We believe that parent support is crucial to the development of future global leaders. Below are some tips parents can use to foster global awareness and cultural acceptance for kids of all ages (Resource)


Tips for . . .
  • all parents
    • Foster your child's relationship with students in Kenya, Africa by co-sponsoring a student's education with other interested familes. A gift of $75 per year with nine other families can cover a child's education for one year. This relationship and knowing that your child helped impact change in the life of a student and an entire community can last forever. Click here to make a donation.
    • Environmental issues can be great teaching opportunities. From being intentional about family recycling habits to participating in neighborhood clean-up projects, kids of all ages can play their part in showing respect for our world.
    • Visit the Southern Poverty Law Center’s Tolerance.org Web site for parenting information on a number of topics, including diversity awareness and cross-cultural tolerance.
    • Service projects that the whole family can do together teach planning skills (What do we do?), empathy (Who needs this and why?), teamwork, and empowerment (reflect on how the completed project made you feel)

  • parents with children ages birth to 5
    • When your kids complain, “That’s not fair!” ask, “What can we do to make things more fair?” Talk about how the terms “fair” and “equal” don’t usually mean “exactly the same.”
    • Watch TV shows or play games together that have messages about different cultures and countries. Talk about them afterwards.
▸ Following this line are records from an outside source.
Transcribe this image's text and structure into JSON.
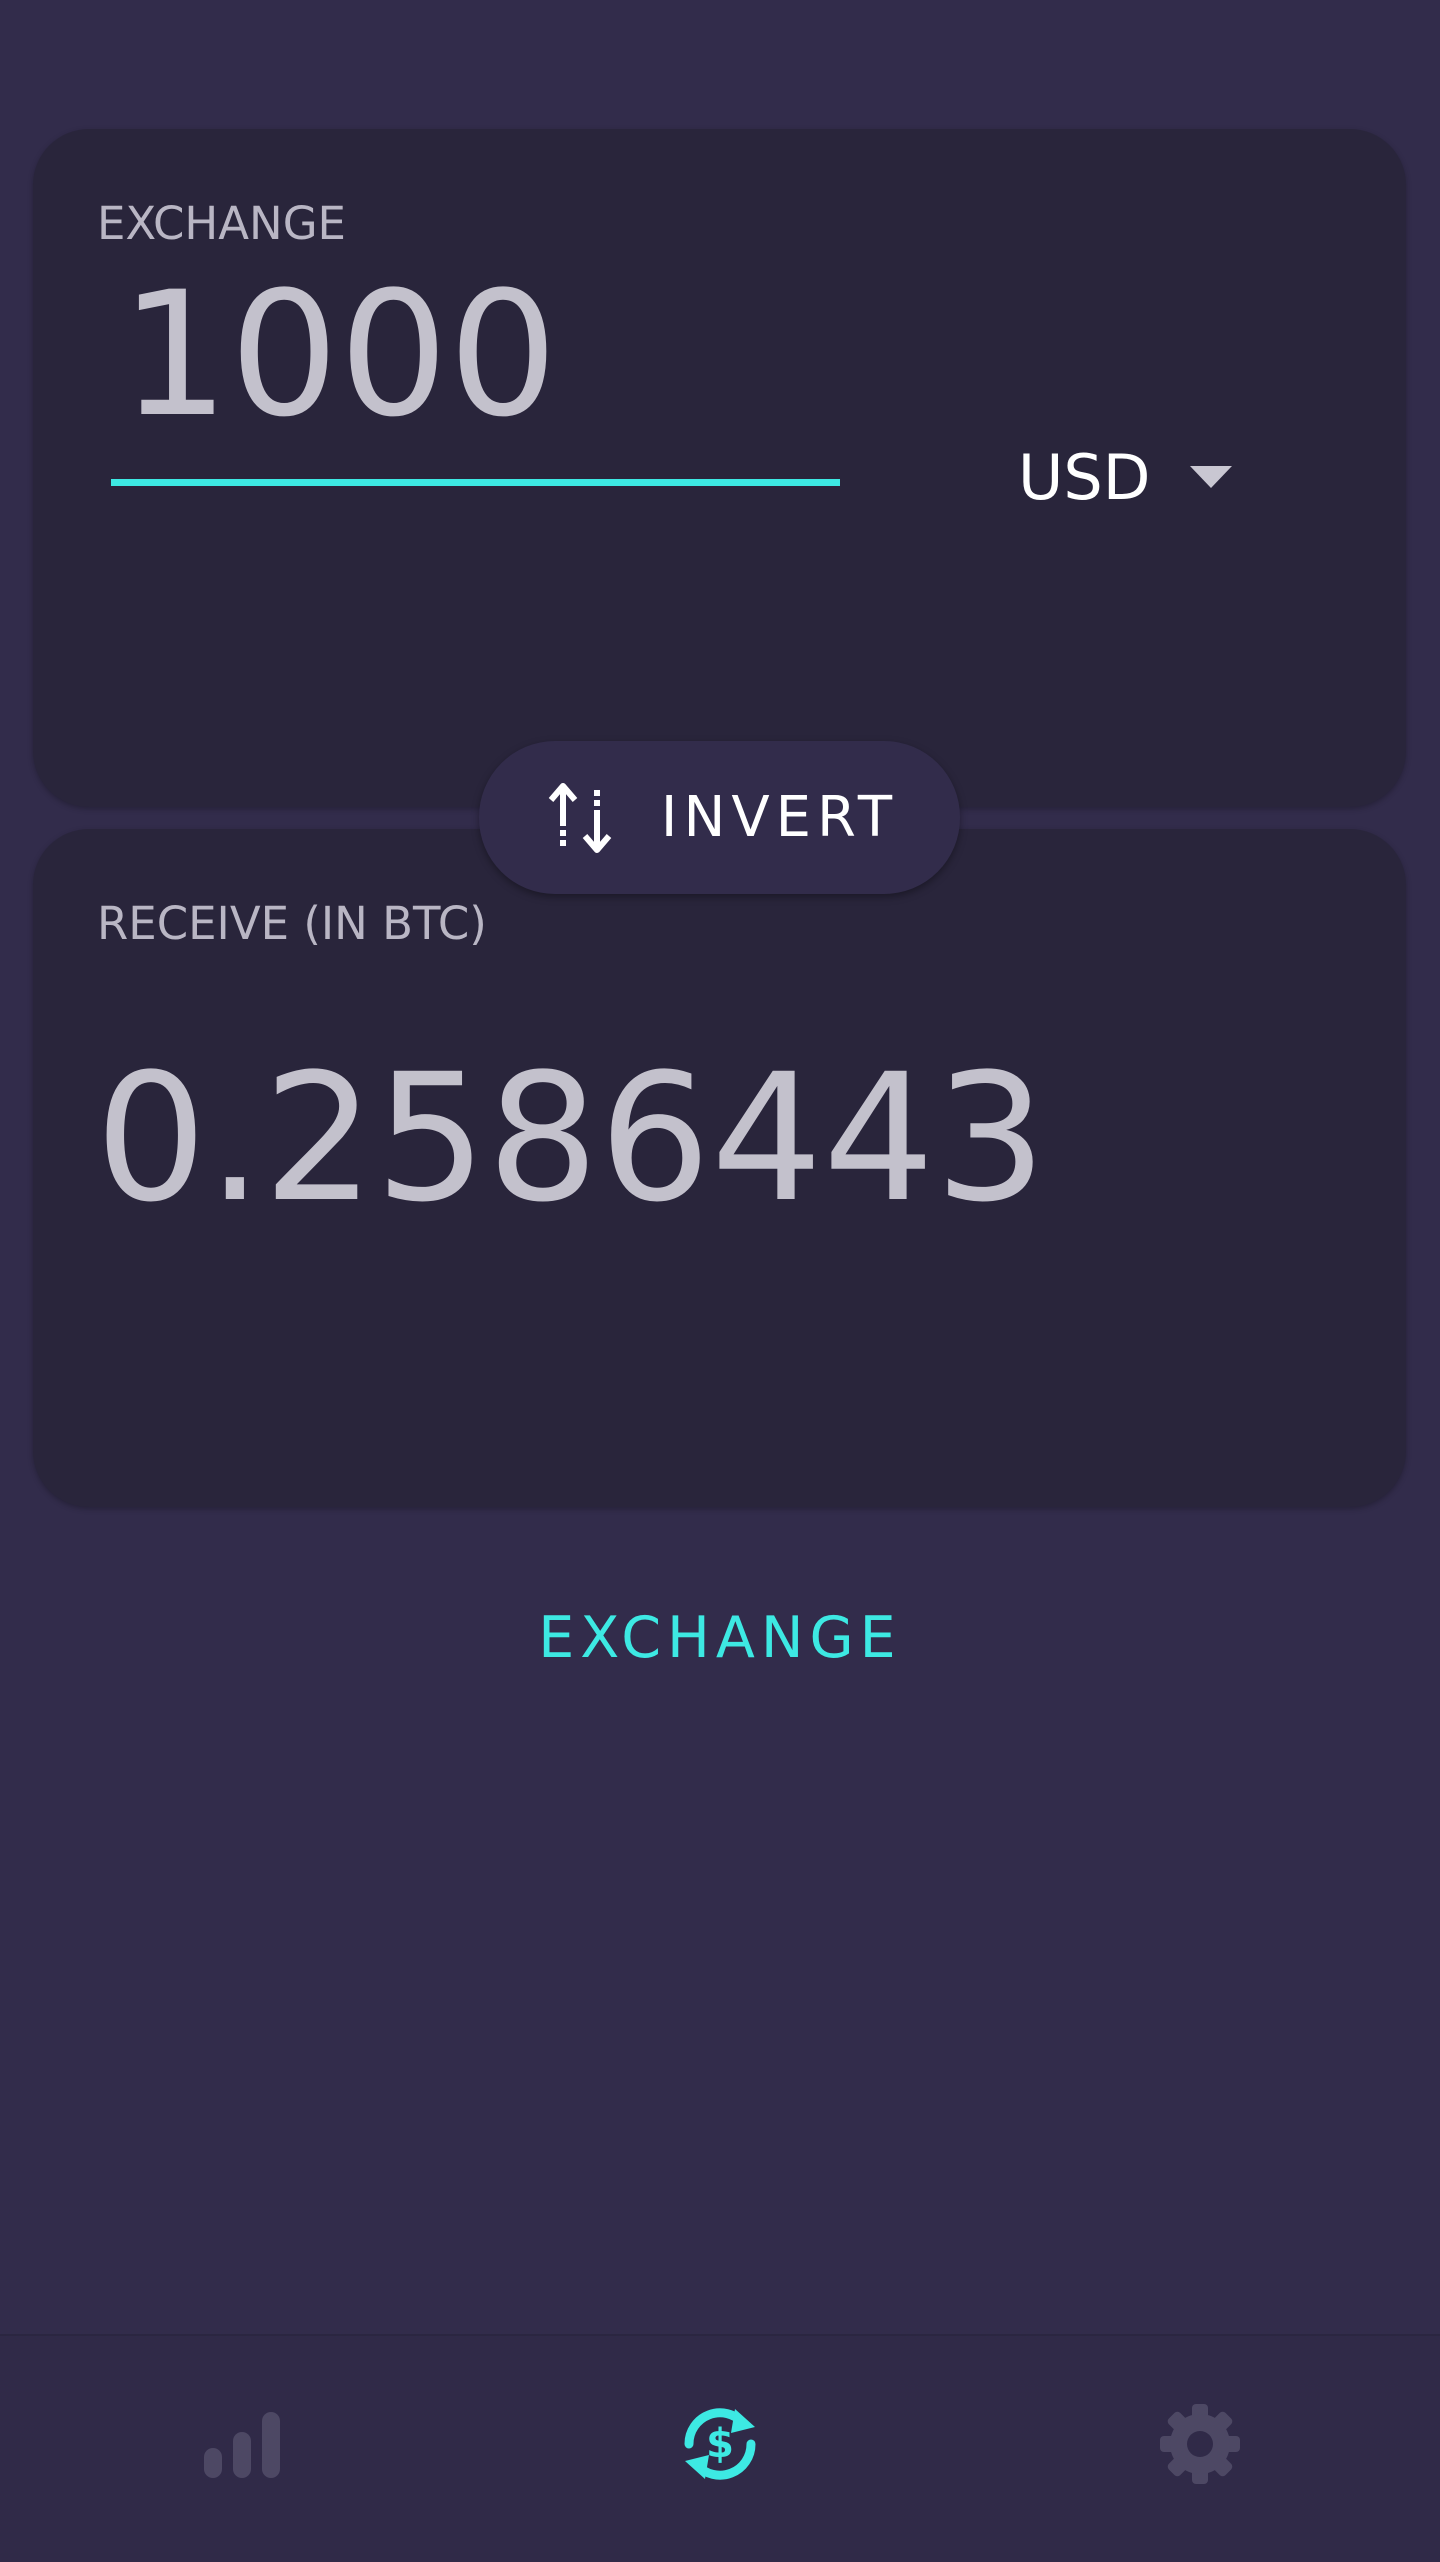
{
  "exchange_card": {
    "label": "EXCHANGE",
    "amount": "1000",
    "currency": "USD"
  },
  "invert_button": {
    "label": "INVERT",
    "icon": "swap-vertical-icon"
  },
  "receive_card": {
    "label": "RECEIVE (IN BTC)",
    "value": "0.2586443"
  },
  "exchange_button": {
    "label": "EXCHANGE"
  },
  "bottom_nav": {
    "items": [
      {
        "icon": "bar-chart-icon",
        "active": false
      },
      {
        "icon": "currency-exchange-icon",
        "active": true
      },
      {
        "icon": "gear-icon",
        "active": false
      }
    ]
  },
  "colors": {
    "background": "#322c4b",
    "card": "#29253b",
    "accent": "#3de9e3",
    "inactive_icon": "#4d4864"
  }
}
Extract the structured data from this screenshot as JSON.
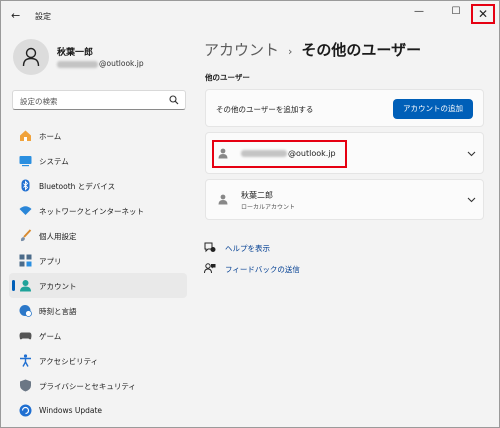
{
  "app": {
    "title": "設定"
  },
  "user": {
    "name": "秋葉一郎",
    "email_suffix": "@outlook.jp"
  },
  "search": {
    "placeholder": "設定の検索"
  },
  "nav": {
    "items": [
      {
        "label": "ホーム",
        "icon": "home-icon"
      },
      {
        "label": "システム",
        "icon": "system-icon"
      },
      {
        "label": "Bluetooth とデバイス",
        "icon": "bluetooth-icon"
      },
      {
        "label": "ネットワークとインターネット",
        "icon": "wifi-icon"
      },
      {
        "label": "個人用設定",
        "icon": "brush-icon"
      },
      {
        "label": "アプリ",
        "icon": "apps-icon"
      },
      {
        "label": "アカウント",
        "icon": "account-icon",
        "active": true
      },
      {
        "label": "時刻と言語",
        "icon": "globe-clock-icon"
      },
      {
        "label": "ゲーム",
        "icon": "gamepad-icon"
      },
      {
        "label": "アクセシビリティ",
        "icon": "accessibility-icon"
      },
      {
        "label": "プライバシーとセキュリティ",
        "icon": "shield-icon"
      },
      {
        "label": "Windows Update",
        "icon": "update-icon"
      }
    ]
  },
  "breadcrumb": {
    "parent": "アカウント",
    "separator": "›",
    "current": "その他のユーザー"
  },
  "other_users": {
    "section_label": "他のユーザー",
    "add_text": "その他のユーザーを追加する",
    "add_button": "アカウントの追加",
    "users": [
      {
        "email_suffix": "@outlook.jp"
      },
      {
        "name": "秋葉二郎",
        "type": "ローカルアカウント"
      }
    ]
  },
  "links": {
    "help": "ヘルプを表示",
    "feedback": "フィードバックの送信"
  },
  "colors": {
    "accent": "#005fb8",
    "highlight": "#e60012"
  }
}
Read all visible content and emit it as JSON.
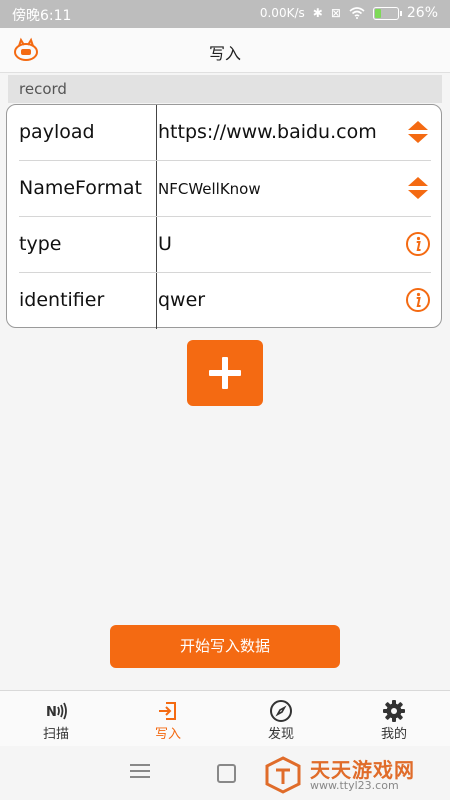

    • Talk with children about how people live in different types of homes, have different skin colors, types of jobs, family configurations, and so on. Keep books and toys on hand that reflect this diversity, making “differences” familiar.
  • parents with children ages 6 to 9
    • Help your child develop a deeply rooted sense of identity so that she or he is confident and feels a sense of self-worth. Celebrate important cultural history dates, rituals, and traditions in your family, and talk about their importance.
    • Model respect for others, including those whom you might envy or feel sorry for. Remember (and stress to your children) that you can never know exactly what it feels like to live someone else’s life, but you can treat that person the way you want to be treated.
    • If possible, venture outside your own community to experience how other people live. This might mean having lunch in a neighboring town, taking a road trip to a different geographic area, or even traveling or living internationally. Whatever your means, make it a point to show your children that there are lots of different ways of living in the world.
  • parents with children ages 10 to 15
    • Encourage your children to explore the world through books, the Internet, travel opportunities, and cross-cultural experiences with friends. Help them seek out the resources they need to do this.
    • Encourage your teen to become involved in activities that expose them to different types of people, lifestyles, languages, music, food, and art. Often such activities are offered as service projects through schools, recreation centers and park programs, libraries, museums, and cultural centers.
    • Learning a language early is often the gateway to enjoying different cultures. Encourage your children to study a second language through their school, community education programs, and/or online (see rosettastone.com).
  • parents with children ages 16 to 18
    • As a family, watch national news programs, listen to public radio broadcasts, read newspapers and news magazines, and discuss what you learn.
    • Support short-term opportunities for kids to travel around the country or overseas with their school or faith community groups. From fund-raising to chaperoning, your support makes a difference.
    • Identify people (past or present) who have worked for social justice. Discuss their impact on their community or the world.